Competing with Equivocal Information
Strategic information transmission, Persuasion games, Communication, Competition, Multiple senders

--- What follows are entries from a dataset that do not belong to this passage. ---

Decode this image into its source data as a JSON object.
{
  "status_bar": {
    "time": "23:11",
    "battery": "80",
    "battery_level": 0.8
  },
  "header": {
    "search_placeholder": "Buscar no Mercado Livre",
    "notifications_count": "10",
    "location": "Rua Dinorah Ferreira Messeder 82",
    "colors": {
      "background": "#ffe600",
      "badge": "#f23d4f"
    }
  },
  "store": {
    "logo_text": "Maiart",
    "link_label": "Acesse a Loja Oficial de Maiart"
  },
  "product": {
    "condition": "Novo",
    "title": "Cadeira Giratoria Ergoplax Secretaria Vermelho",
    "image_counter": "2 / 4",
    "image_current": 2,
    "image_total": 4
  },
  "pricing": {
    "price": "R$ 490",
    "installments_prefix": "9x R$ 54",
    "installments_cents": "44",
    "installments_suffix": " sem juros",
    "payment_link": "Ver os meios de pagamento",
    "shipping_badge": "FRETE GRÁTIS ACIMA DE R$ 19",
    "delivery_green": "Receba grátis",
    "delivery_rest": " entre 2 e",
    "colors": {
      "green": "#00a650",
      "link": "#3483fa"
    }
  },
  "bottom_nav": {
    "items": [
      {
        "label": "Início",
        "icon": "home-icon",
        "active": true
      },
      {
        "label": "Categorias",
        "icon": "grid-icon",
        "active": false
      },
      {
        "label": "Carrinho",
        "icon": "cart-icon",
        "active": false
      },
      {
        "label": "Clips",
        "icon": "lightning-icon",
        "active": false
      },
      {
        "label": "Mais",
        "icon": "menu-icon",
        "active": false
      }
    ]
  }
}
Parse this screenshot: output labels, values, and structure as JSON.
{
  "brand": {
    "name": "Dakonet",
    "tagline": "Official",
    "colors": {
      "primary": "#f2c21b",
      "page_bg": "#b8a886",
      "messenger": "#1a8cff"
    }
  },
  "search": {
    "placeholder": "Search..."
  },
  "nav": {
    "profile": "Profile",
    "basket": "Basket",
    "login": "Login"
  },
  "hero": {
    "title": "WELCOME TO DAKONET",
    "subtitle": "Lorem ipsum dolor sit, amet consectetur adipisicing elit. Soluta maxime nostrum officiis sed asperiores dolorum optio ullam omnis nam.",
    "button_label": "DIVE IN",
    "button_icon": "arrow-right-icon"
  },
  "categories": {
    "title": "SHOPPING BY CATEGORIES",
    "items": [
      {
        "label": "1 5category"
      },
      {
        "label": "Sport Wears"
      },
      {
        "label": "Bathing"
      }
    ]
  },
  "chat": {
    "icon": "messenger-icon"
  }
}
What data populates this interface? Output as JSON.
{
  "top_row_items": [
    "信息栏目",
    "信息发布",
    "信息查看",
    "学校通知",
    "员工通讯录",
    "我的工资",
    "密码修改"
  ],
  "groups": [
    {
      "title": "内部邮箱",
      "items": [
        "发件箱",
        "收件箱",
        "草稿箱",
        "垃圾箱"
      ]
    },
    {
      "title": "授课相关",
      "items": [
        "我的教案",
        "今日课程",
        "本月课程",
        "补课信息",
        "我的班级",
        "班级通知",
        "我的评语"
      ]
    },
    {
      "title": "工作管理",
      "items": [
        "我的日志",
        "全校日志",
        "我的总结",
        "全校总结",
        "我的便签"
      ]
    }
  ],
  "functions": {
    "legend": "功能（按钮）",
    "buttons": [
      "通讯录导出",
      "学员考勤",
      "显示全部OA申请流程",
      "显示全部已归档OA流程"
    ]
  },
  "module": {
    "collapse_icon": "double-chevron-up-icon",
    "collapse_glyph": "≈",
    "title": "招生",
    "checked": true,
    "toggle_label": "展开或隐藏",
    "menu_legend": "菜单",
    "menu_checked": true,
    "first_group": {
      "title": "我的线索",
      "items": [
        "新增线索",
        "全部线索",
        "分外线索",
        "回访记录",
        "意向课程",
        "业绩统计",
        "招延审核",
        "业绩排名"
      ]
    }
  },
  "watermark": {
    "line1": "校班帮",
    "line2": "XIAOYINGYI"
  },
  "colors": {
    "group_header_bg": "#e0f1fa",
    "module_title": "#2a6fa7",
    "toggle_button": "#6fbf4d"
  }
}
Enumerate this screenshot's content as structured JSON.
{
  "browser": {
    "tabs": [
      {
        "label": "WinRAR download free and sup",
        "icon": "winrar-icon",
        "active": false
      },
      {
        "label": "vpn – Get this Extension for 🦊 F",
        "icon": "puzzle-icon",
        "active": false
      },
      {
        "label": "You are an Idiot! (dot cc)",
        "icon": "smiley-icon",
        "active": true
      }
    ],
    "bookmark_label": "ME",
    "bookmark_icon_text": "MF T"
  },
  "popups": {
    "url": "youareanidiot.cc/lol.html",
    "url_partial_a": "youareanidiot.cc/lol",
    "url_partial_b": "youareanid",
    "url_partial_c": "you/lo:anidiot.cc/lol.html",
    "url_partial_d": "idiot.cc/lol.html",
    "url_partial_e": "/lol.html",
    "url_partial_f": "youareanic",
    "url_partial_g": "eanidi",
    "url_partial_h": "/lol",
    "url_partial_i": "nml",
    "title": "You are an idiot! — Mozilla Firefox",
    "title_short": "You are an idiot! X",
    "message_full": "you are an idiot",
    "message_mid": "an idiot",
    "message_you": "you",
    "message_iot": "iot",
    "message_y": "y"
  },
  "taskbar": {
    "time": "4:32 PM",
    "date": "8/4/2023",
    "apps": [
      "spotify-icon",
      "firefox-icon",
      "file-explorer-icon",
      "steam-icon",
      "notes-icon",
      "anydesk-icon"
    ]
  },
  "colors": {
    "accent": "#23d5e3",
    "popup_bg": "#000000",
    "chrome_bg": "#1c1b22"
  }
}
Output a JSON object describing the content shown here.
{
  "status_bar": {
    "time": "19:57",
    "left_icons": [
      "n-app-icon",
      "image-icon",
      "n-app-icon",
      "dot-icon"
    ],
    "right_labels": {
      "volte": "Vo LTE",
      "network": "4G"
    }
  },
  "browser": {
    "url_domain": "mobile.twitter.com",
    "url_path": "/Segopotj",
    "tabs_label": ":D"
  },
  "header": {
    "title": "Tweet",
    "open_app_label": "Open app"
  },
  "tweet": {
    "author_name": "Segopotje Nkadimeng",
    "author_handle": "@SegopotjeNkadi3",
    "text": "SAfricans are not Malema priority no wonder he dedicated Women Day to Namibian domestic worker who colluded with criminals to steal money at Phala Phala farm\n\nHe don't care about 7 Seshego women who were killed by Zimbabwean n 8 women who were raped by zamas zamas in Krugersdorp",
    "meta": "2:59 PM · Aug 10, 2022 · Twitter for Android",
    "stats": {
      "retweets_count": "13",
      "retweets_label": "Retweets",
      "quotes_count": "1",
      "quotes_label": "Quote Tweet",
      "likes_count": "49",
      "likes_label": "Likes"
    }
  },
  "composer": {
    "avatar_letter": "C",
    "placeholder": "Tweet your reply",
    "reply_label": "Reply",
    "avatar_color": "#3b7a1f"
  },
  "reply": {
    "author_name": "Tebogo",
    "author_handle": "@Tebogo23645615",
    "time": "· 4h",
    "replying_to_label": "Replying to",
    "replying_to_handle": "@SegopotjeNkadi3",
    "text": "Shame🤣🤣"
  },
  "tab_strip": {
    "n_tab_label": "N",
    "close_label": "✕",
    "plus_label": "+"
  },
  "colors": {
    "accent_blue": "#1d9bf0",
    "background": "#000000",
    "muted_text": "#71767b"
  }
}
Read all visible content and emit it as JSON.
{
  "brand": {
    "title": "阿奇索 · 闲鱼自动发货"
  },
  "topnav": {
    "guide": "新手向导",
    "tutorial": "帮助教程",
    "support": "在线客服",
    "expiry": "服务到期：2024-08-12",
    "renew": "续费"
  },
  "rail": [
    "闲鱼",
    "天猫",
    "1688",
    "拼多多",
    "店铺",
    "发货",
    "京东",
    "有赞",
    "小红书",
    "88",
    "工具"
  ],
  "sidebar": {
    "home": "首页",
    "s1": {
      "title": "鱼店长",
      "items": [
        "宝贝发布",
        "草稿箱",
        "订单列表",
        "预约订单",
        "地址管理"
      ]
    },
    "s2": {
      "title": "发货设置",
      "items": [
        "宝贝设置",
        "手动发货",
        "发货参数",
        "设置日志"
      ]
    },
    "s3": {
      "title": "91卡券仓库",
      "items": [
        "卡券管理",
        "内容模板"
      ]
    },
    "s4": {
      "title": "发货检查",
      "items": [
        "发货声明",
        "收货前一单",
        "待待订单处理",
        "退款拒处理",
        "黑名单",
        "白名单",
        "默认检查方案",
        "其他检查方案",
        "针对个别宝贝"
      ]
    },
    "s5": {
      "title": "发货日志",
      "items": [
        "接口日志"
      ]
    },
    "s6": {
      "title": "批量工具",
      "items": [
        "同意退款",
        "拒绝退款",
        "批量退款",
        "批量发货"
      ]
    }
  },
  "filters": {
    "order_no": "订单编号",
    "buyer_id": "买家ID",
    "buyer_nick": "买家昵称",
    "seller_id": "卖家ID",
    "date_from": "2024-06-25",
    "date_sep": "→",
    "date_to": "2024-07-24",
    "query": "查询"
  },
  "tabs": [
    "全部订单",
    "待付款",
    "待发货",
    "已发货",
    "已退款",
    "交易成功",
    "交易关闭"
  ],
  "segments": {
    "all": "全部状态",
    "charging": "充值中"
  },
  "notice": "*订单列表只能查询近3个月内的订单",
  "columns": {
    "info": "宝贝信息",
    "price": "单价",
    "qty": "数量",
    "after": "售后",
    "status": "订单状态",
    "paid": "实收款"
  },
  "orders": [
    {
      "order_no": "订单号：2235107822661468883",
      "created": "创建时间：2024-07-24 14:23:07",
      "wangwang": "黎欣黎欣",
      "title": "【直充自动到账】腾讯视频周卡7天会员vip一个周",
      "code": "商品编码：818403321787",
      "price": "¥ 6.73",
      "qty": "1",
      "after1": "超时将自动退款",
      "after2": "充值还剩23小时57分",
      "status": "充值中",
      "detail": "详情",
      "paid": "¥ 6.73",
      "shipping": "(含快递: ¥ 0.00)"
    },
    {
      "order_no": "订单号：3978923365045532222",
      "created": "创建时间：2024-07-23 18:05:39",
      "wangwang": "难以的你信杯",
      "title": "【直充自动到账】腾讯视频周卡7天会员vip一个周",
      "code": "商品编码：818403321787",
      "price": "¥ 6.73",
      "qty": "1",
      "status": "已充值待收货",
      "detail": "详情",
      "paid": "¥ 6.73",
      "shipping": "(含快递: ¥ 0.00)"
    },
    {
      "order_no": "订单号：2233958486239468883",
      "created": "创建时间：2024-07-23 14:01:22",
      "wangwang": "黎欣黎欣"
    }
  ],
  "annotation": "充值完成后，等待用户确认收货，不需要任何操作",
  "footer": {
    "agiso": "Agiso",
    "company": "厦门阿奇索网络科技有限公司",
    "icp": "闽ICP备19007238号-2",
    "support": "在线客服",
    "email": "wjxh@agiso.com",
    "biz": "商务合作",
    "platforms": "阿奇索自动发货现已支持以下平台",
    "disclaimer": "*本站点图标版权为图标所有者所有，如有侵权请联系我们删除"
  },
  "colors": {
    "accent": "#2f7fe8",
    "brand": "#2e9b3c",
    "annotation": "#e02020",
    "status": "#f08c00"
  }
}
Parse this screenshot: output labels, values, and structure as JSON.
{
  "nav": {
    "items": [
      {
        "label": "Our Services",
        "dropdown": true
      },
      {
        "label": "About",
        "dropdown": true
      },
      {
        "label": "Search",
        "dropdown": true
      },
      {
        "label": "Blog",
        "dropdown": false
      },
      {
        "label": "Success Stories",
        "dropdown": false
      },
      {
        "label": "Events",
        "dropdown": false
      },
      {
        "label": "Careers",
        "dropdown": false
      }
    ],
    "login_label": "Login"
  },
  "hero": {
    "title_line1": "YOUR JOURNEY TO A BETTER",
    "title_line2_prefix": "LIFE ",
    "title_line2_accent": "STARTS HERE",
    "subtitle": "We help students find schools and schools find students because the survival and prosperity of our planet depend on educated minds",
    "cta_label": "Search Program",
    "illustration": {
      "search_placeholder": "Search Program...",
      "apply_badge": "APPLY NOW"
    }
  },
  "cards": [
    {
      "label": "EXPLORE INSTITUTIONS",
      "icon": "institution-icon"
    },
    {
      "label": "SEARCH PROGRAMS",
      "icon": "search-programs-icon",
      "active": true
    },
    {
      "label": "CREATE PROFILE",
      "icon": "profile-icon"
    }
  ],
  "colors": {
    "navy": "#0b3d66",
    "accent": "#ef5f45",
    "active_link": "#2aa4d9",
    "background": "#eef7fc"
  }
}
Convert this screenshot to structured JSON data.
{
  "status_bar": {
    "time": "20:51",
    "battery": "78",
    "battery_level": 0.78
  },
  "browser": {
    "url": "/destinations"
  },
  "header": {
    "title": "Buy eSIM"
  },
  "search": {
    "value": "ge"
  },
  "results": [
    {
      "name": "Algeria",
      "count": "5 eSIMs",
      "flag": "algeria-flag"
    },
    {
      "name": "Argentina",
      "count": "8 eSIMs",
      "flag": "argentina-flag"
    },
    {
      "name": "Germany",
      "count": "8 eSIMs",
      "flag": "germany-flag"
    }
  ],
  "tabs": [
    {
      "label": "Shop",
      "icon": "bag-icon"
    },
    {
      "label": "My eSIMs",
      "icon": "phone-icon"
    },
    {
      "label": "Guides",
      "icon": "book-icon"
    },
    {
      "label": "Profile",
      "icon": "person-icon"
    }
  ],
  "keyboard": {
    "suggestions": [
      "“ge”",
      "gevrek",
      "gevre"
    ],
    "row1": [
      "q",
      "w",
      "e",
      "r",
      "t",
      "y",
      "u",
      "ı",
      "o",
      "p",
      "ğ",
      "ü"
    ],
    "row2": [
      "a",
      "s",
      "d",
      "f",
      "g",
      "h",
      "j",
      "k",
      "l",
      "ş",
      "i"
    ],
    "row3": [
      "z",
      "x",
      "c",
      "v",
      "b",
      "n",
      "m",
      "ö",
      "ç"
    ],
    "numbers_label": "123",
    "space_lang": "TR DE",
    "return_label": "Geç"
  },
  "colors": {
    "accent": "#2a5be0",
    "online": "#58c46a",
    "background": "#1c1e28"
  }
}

This paper studies strategic disclosure by multiple senders competing for prizes awarded by a single receiver. They decide whether to disclose a piece of information that is both verifiable and equivocal (it can influence the receiver both ways). The standard unraveling argument breaks down: if the commonly known probability that her information is favorable is high, a single sender never discloses. Competition restores full disclosure only if some of the senders are sufficiently unlikely to have favorable information. When the senders are uncertain about each other’s strength, however, all symmetric equilibria approach full disclosure as the number of candidates increases.